24 March 2017
I will heal their disloyalty, I will love them with all my heart… it is I who hear his prayer and care for him.
There seems to be a common thread in the readings all week – that of listening to God. It got me wondering why we are constantly being reminded to listen, and why this call is so relevant even today.
What are we listening out for?
When we are told to listen or pay attention, does our reflex guide us into a defensive stance, anticipating a scolding or rebuke? This can happen in many relationships (between couples, parent-child, work) where familiarity has sadly bred contempt. Some may even experience this reaction towards the commands of God. Perhaps this is set up by previous experiences of hurt and disappointment, maybe we have grown up hearing more often the wrathful stories of a punishing God, that it is hard to imagine hearing anything sweet and soothing when told to pay attention and listen.
In the first reading of Hosea today, God is speaking tenderly to his people who have turned from him in disloyalty. We get a glimpse of our image of God when we read these words and recognize our interior reactions. Does it feel hard to visualize a loving God? Do you read with some distance and a little disbelief? Are you moved and comforted deeply by the assurances of God who says: I will love you with all my heart? To truly listen without judgment and defense, is to genuinely allow our hearts to connect with the one who speaks.
What are you listening out for when God is trying to speak His love to you? Will you let Him have the space and time to tell you how much He cares for you?
To listen is to heal
Sometimes we don’t really listen. We just hear what we think is being spoken. So if a wife tells her husband, “I wish you wouldn’t spend so much time watching TV/on your mobile phone/out with friends,” he may hear “she’s nitpicking on me and telling me how to spend my precious leisure time,” instead of “I wish you would spend more time connecting with me.”
When we read God’s words in scripture: Repent and turn away from your idols; and turn away your faces from all your abominations (Eze 14:6, 1 Jn 5:12, etc), we may think we hear His booming and fearsome voice commanding us to give up everything and turn to Him. The responsibility to listen intentionally and openly lies with the listener. Sometimes it is easier to hear the literal words when it coincides with our presumptions about someone or the nature of the relationship. But to listen humbly is to heal relationships, and to heal the false impressions we might have of the other.

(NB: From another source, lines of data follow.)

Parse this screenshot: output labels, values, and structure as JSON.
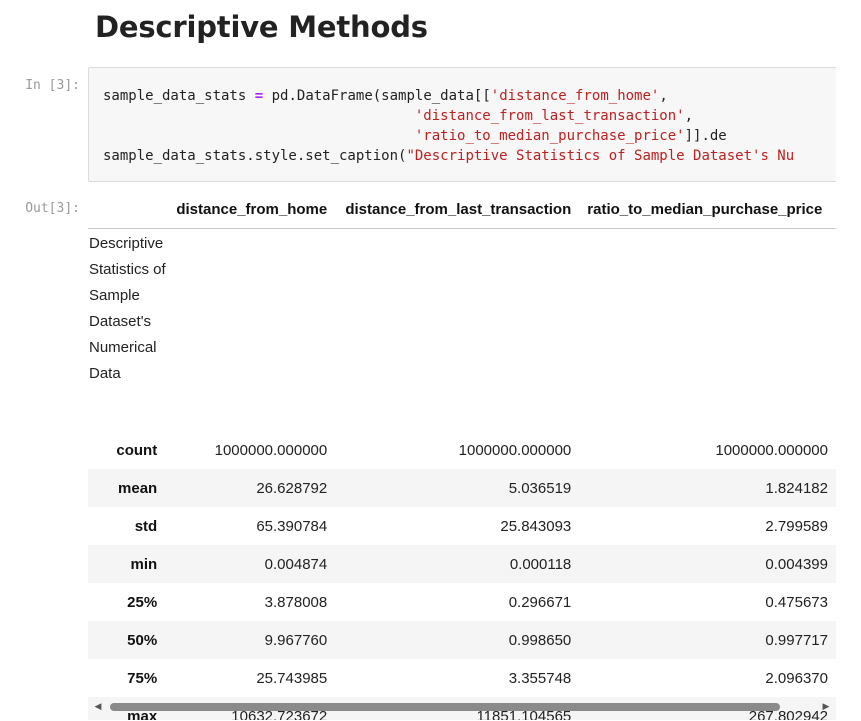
{
  "heading": "Descriptive Methods",
  "input_prompt": "In [3]:",
  "output_prompt": "Out[3]:",
  "code": {
    "l1_var": "sample_data_stats",
    "l1_eq": "=",
    "l1_call": "pd.DataFrame(sample_data[[",
    "l1_str": "'distance_from_home'",
    "l1_end": ",",
    "l2_pad": "                                     ",
    "l2_str": "'distance_from_last_transaction'",
    "l2_end": ",",
    "l3_pad": "                                     ",
    "l3_str": "'ratio_to_median_purchase_price'",
    "l3_end": "]].de",
    "l4_call": "sample_data_stats.style.set_caption(",
    "l4_str": "\"Descriptive Statistics of Sample Dataset's Nu"
  },
  "table": {
    "columns": [
      "distance_from_home",
      "distance_from_last_transaction",
      "ratio_to_median_purchase_price"
    ],
    "caption": "Descriptive Statistics of Sample Dataset's Numerical Data",
    "rows": [
      {
        "label": "count",
        "values": [
          "1000000.000000",
          "1000000.000000",
          "1000000.000000"
        ]
      },
      {
        "label": "mean",
        "values": [
          "26.628792",
          "5.036519",
          "1.824182"
        ]
      },
      {
        "label": "std",
        "values": [
          "65.390784",
          "25.843093",
          "2.799589"
        ]
      },
      {
        "label": "min",
        "values": [
          "0.004874",
          "0.000118",
          "0.004399"
        ]
      },
      {
        "label": "25%",
        "values": [
          "3.878008",
          "0.296671",
          "0.475673"
        ]
      },
      {
        "label": "50%",
        "values": [
          "9.967760",
          "0.998650",
          "0.997717"
        ]
      },
      {
        "label": "75%",
        "values": [
          "25.743985",
          "3.355748",
          "2.096370"
        ]
      },
      {
        "label": "max",
        "values": [
          "10632.723672",
          "11851.104565",
          "267.802942"
        ]
      }
    ]
  },
  "scrollbar": {
    "left_icon": "arrow-left-icon",
    "right_icon": "arrow-right-icon"
  }
}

Do I listen carefully to God’s merciful and deep love for me that is layered beneath all of His commandments and laws? Do I give God the space to be Himself in our relationship, instead of imposing my own ideas and defenses upon His words?

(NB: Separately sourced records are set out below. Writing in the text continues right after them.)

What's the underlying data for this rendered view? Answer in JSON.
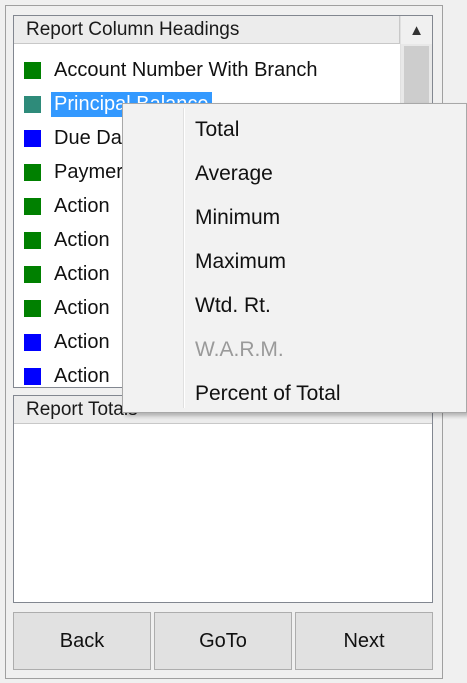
{
  "list": {
    "header": "Report Column Headings",
    "items": [
      {
        "label": "Account Number With Branch",
        "color": "#008000"
      },
      {
        "label": "Principal Balance",
        "color": "#2e8b7a",
        "selected": true
      },
      {
        "label": "Due Da",
        "color": "#0000ff"
      },
      {
        "label": "Paymer",
        "color": "#008000"
      },
      {
        "label": "Action",
        "color": "#008000"
      },
      {
        "label": "Action",
        "color": "#008000"
      },
      {
        "label": "Action",
        "color": "#008000"
      },
      {
        "label": "Action",
        "color": "#008000"
      },
      {
        "label": "Action",
        "color": "#0000ff"
      },
      {
        "label": "Action",
        "color": "#0000ff"
      }
    ]
  },
  "totals": {
    "header": "Report Totals"
  },
  "nav": {
    "back": "Back",
    "goto": "GoTo",
    "next": "Next"
  },
  "context_menu": {
    "items": [
      {
        "label": "Total",
        "enabled": true
      },
      {
        "label": "Average",
        "enabled": true
      },
      {
        "label": "Minimum",
        "enabled": true
      },
      {
        "label": "Maximum",
        "enabled": true
      },
      {
        "label": "Wtd. Rt.",
        "enabled": true
      },
      {
        "label": "W.A.R.M.",
        "enabled": false
      },
      {
        "label": "Percent of Total",
        "enabled": true
      }
    ]
  }
}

Only when we listen, can we speak wisely.
In yesterday’s gospel reading (Lk 11:14-23), we witnessed the crowds testing and challenging Jesus’ authority and words. They asked questions to cast doubt, with no intention of listening to the Living Word. However, the scribe today listened intently to Jesus’ answer that the greatest commandment to ‘love the Lord your God with all your heart, with all your soul, with all your mind and with all your strength… and to love your neighbour as yourself.’ He was therefore able to respond wisely that to follow this commandment, was ‘far more important than any holocaust or sacrifice.’ The scribe understood the deeper meaning of the law of love, which underpinned all the Laws. It is only when we listen, that we can speak wisely and with love.

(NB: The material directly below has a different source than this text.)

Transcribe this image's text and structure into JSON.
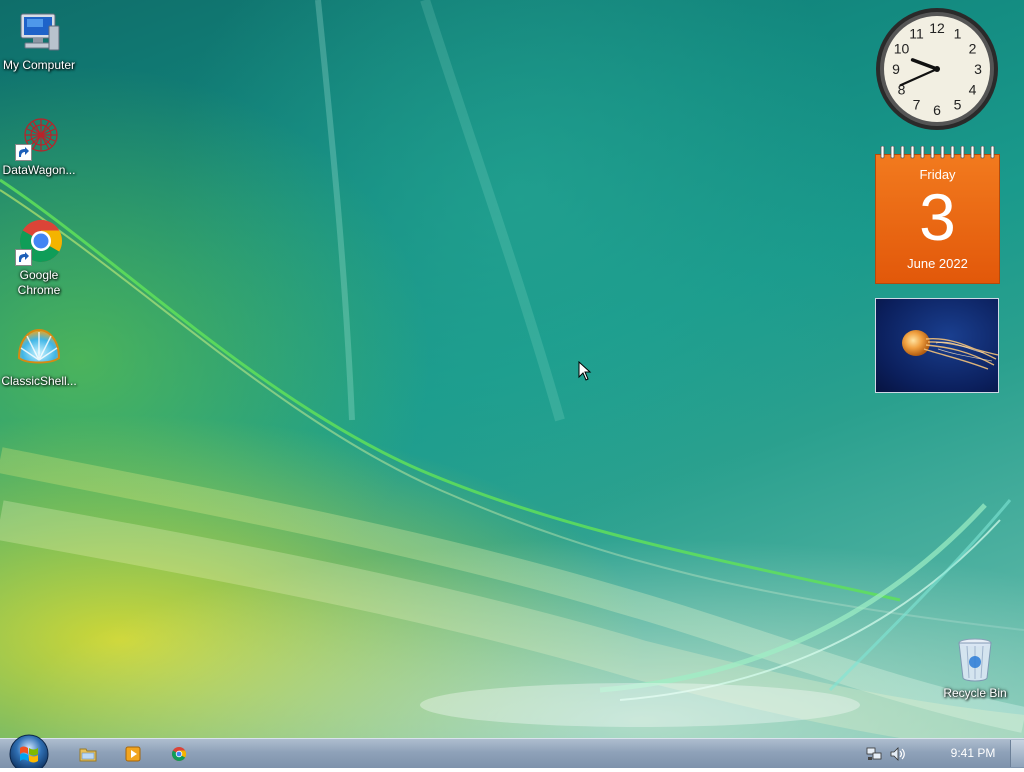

(Today’s OXYGEN by Debbie Loo)
Prayer: Heavenly Father, grant me the patience to listen with humility and love. Grant me the restraint to withhold judgment and self-defenses.
Thanksgiving: I give thanks for the gift of those who have spent time truly listening to me and getting to know me for who I am.